If we thought we could escape by being some kind of exception, South Africa’s obsession with race during apartheid, merely turned into yet another obsession with race over the past decade. The tension between the haves and have-nots was bound to bubble over. The weakness of the Rand is evidence of our own weakness.

We would not be here if we were not a nation capable of reflection and self-evaluation.

Something important got lost along the way. What is it? Was the Rainbow Nation ever meant to be about race?

Is the Rainbow Nation about the colour of ones skin, or the colour of ones rights?

Consider the following.  LGBT rights are encapsulated in South Africa’s Bill of Rights. We could as easily have adopted the rainbow flag associated with these rights instead of the brightly coloured cloth that looks uncannily like someone’s drawers, our national underpants or under-garment flying from a flag pole at rugby matches.

The Rainbow Nation thus also refers to a set of values, rights, and freedoms.

Freedoms such as press freedom, The right to Assembly, demonstrate, picket and petition; Freedom of expression, Freedom and security of the person, the right to privacy; Freedom of religion, belief and opinion; Freedom of association; Freedom of movement and residence; Freedom of trade, occupation and profession; Labour Rights; Environmental Rights; Children’s Rights; Housing Rights; Cultural and Linguistic Rights, and many other rights.

The Rainbow Nation is greater than the sum of its parts, a way of explaining these rights and freedoms to our youth and especially our children.

As we approach the 20th anniversary of the enactment of the Bill of Rights, we may just find that re-committing ourselves to constitutionalism and democracy, entails a rethinking of the Rainbow Nation, a nation built upon Rights and Freedoms, and not simply ethnicity and race.

When taken into consideration, the Rainbow Nation, along with its Bill of Rights, and Mandela legacy, is an extremely radical and revolutionary idea, one that we dump at our peril.

Op-Ed published by the Cape Times, 17 September 2015

BILL OF RIGHTS ONLINE VIGIL — Long Live “We The People”, Ten Years on

SOUTH AFRICA is only the second country in the world to adopt the preamble to the declaration of human rights, that goes “We the People…” thus setting as apart from other states that use God or Athiesm, to define their creation. Fundemental to this democratic tradition is the belief in secular humanism and the seperation of Church and State.

Unfortunately the so-called Anti-Terrorism Act aka the Protection of Constitutional Democracy against Terrorism and Related Activities Act (ProConDTRA), makes no allowence for the protection of our Bill of Rights against politicians, judges and lawyers — those who would dilute freedom to the status of a tampon-advert.

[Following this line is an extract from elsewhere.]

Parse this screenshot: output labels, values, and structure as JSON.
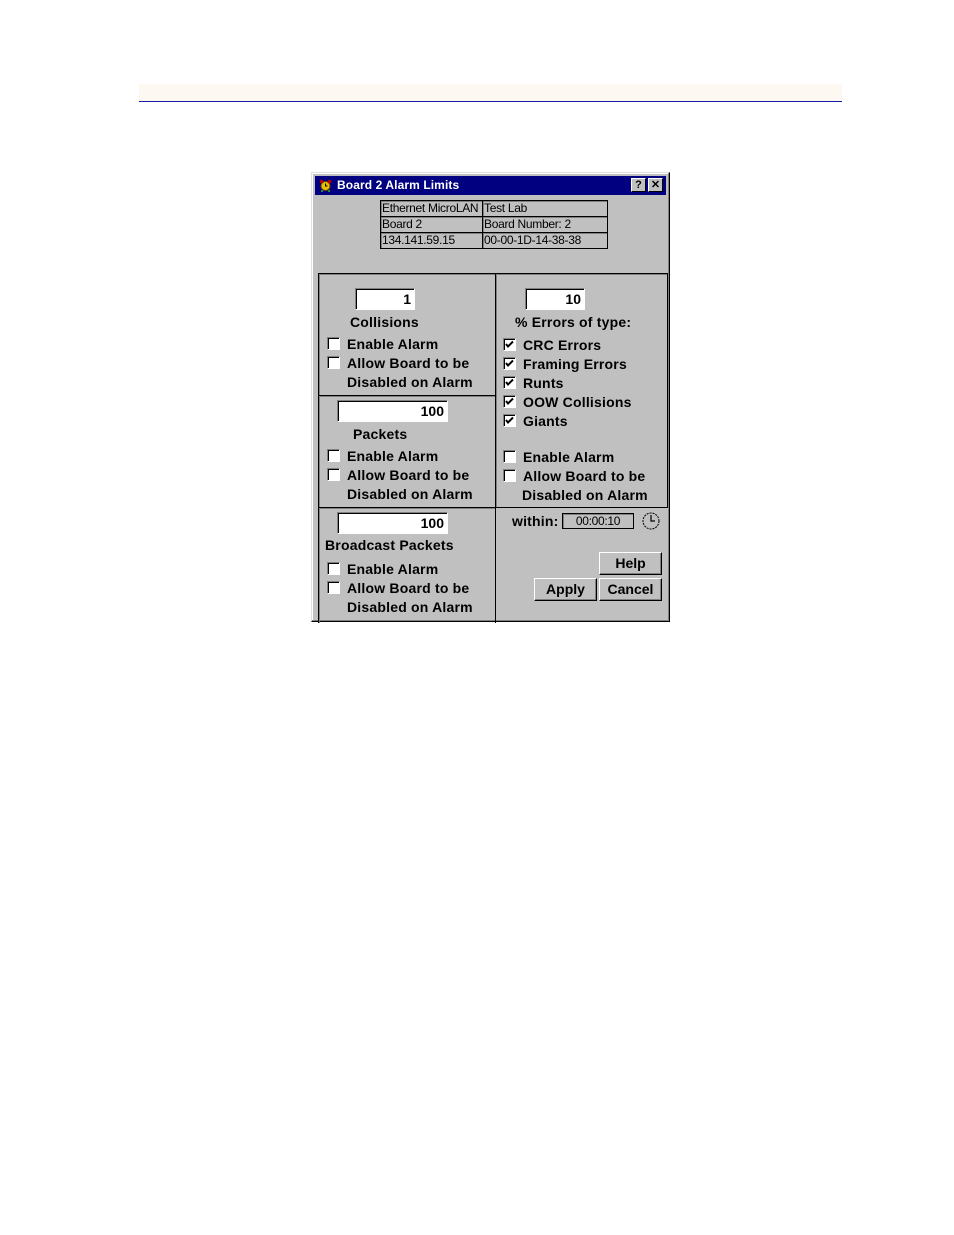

Then there’s RICA the Regulation of Interception of Communications Act, forcing mobile companies to install snoopware and allowing government spooks to tap into cellphone conversations at will. Our right to privacy is enshrined in article 14 — “Everyone has the right to privacy, which includes the right not to have ­the privacy of their communications infringed.” No longer applicable?

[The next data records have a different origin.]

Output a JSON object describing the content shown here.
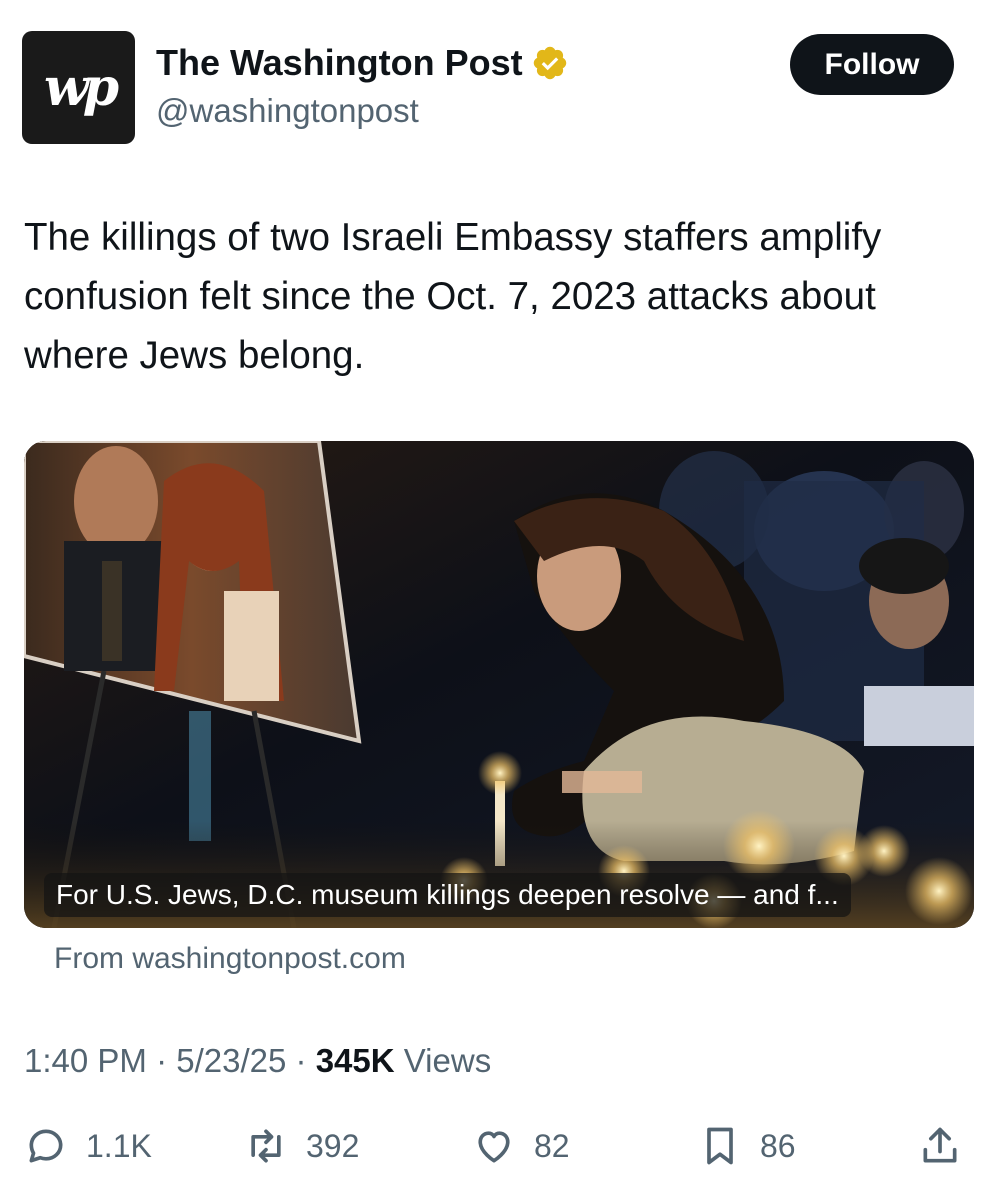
{
  "author": {
    "avatar_text": "wp",
    "name": "The Washington Post",
    "handle": "@washingtonpost",
    "verified": true,
    "verified_color": "#e2b719"
  },
  "follow_label": "Follow",
  "tweet_text": "The killings of two Israeli Embassy staffers amplify confusion felt since the Oct. 7, 2023 attacks about where Jews belong.",
  "card": {
    "caption": "For U.S. Jews, D.C. museum killings deepen resolve — and f...",
    "source": "From washingtonpost.com"
  },
  "meta": {
    "time": "1:40 PM",
    "date": "5/23/25",
    "views_count": "345K",
    "views_label": "Views"
  },
  "actions": {
    "replies": "1.1K",
    "reposts": "392",
    "likes": "82",
    "bookmarks": "86"
  },
  "colors": {
    "text": "#0f1419",
    "secondary": "#536471",
    "button_bg": "#0f1419"
  }
}
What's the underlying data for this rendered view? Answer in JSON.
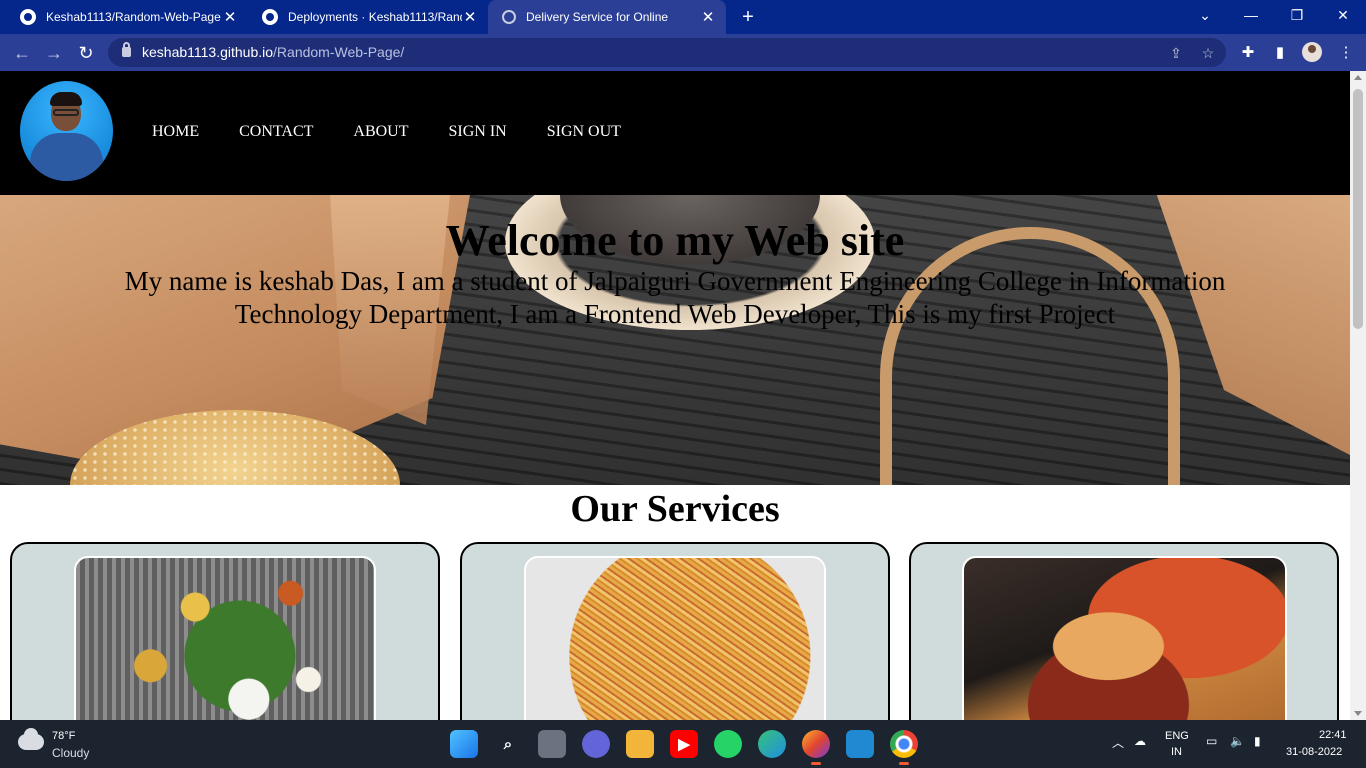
{
  "browser": {
    "tabs": [
      {
        "title": "Keshab1113/Random-Web-Page",
        "icon": "github-icon",
        "active": false
      },
      {
        "title": "Deployments · Keshab1113/Random-Web-Page",
        "icon": "github-icon",
        "active": false
      },
      {
        "title": "Delivery Service for Online",
        "icon": "globe-icon",
        "active": true
      }
    ],
    "new_tab": "+",
    "url_host": "keshab1113.github.io",
    "url_path": "/Random-Web-Page/",
    "window_controls": {
      "tab_search": "⌄",
      "minimize": "—",
      "restore": "❐",
      "close": "✕"
    },
    "colors": {
      "tabstrip": "#05268a",
      "toolbar": "#2c3f96"
    }
  },
  "site": {
    "nav": {
      "links": [
        "HOME",
        "CONTACT",
        "ABOUT",
        "SIGN IN",
        "SIGN OUT"
      ]
    },
    "hero": {
      "title": "Welcome to my Web site",
      "text": "My name is keshab Das, I am a student of Jalpaiguri Government Engineering College in Information Technology Department, I am a Frontend Web Developer, This is my first Project"
    },
    "services": {
      "title": "Our Services",
      "cards": [
        {
          "image": "thali-image"
        },
        {
          "image": "noodles-image"
        },
        {
          "image": "burger-pizza-image"
        }
      ]
    }
  },
  "taskbar": {
    "weather": {
      "temp": "78°F",
      "desc": "Cloudy"
    },
    "apps": [
      "start",
      "search",
      "task-view",
      "teams-chat",
      "file-explorer",
      "youtube",
      "whatsapp",
      "edge",
      "firefox",
      "vscode",
      "chrome"
    ],
    "tray": {
      "lang_top": "ENG",
      "lang_bottom": "IN"
    },
    "clock": {
      "time": "22:41",
      "date": "31-08-2022"
    }
  }
}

Then there’s FICA — Financial Intelligence Centre Act that not only makes it harder for druglords to launder money, but also makes it easier for organised crime and big business cartels to locate and harass ordinary citizens, who may be blackmailed or forced into protection rackets etc. Section 14 of our Bill of Rights no longer applies.

Do you trust the people storing information that they are not going to snoop without the authorisation of a judge? Do you trust politicians to protect our rights? Do you trust anybodies word on freedom? Rights are not privileges that can get taken away. But if we are not vigilent, we will forget that we ever had rights to begin with.

Anyone interesting in joining an ONLINE VIGIL for our Bill of Rights, whose 10th anniversary hasn’t been noticed by a nation caught up in the Zuma Saga, post comments below. Maybe somebody will put up a web-page or two?